▸ Exercise objective:
Where a line of the entries holds the string "Blogs", copy that line.

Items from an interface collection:
◆ ◆ ◆ ◆ ◆

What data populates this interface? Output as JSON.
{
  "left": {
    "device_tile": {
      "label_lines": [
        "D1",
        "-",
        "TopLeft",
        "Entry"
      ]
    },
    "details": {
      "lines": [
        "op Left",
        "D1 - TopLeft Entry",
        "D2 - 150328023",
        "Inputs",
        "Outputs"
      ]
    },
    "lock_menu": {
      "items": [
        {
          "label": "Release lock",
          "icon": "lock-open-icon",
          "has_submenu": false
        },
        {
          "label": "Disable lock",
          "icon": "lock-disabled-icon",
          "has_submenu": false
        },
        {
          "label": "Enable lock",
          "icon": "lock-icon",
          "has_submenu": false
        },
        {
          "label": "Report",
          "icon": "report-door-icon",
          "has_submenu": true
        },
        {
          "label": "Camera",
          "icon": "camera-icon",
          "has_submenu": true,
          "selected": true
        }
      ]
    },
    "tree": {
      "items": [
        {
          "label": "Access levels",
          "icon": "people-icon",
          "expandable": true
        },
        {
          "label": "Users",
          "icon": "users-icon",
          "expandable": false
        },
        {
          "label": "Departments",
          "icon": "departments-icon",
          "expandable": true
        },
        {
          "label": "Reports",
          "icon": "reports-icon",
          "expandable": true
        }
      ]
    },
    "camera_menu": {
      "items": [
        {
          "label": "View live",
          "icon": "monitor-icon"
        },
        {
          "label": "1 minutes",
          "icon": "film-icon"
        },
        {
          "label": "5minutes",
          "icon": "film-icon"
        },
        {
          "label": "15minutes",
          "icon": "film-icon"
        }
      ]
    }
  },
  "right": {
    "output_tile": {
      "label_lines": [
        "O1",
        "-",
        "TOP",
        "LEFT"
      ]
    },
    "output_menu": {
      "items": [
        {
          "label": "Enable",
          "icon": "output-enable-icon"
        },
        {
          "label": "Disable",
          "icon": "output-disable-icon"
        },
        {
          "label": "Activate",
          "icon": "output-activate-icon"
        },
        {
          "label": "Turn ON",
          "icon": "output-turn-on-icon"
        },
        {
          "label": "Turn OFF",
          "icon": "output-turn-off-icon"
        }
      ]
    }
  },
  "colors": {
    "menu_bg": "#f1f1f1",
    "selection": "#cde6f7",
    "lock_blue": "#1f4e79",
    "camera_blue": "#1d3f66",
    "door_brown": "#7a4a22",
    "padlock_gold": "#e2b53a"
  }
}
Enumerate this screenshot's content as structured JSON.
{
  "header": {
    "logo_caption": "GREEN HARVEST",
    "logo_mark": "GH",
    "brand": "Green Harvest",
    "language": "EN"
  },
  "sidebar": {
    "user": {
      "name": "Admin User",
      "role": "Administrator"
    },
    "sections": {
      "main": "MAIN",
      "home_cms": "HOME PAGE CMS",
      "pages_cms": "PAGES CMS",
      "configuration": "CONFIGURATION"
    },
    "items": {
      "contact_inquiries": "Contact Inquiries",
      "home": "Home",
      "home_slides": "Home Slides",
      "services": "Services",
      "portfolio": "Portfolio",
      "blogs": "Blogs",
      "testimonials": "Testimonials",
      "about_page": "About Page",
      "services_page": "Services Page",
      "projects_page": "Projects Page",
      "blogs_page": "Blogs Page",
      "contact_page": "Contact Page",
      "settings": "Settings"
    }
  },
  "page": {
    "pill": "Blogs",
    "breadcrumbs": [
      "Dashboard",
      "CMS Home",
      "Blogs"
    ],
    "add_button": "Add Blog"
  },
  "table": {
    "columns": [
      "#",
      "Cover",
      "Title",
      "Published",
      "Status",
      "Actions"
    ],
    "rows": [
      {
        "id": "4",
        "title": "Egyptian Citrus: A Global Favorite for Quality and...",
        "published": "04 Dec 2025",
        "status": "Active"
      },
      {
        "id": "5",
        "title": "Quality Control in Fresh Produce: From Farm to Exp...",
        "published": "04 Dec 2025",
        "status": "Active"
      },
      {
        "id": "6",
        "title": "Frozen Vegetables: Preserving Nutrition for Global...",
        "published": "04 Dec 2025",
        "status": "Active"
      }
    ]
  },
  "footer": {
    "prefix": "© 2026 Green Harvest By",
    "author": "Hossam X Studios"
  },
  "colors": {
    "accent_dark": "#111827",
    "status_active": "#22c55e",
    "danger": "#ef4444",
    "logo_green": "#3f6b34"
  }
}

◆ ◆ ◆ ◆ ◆

▸ Written response:
      "blogs": "Blogs",
      "blogs_page": "Blogs Page",
    "pill": "Blogs",
      "Blogs"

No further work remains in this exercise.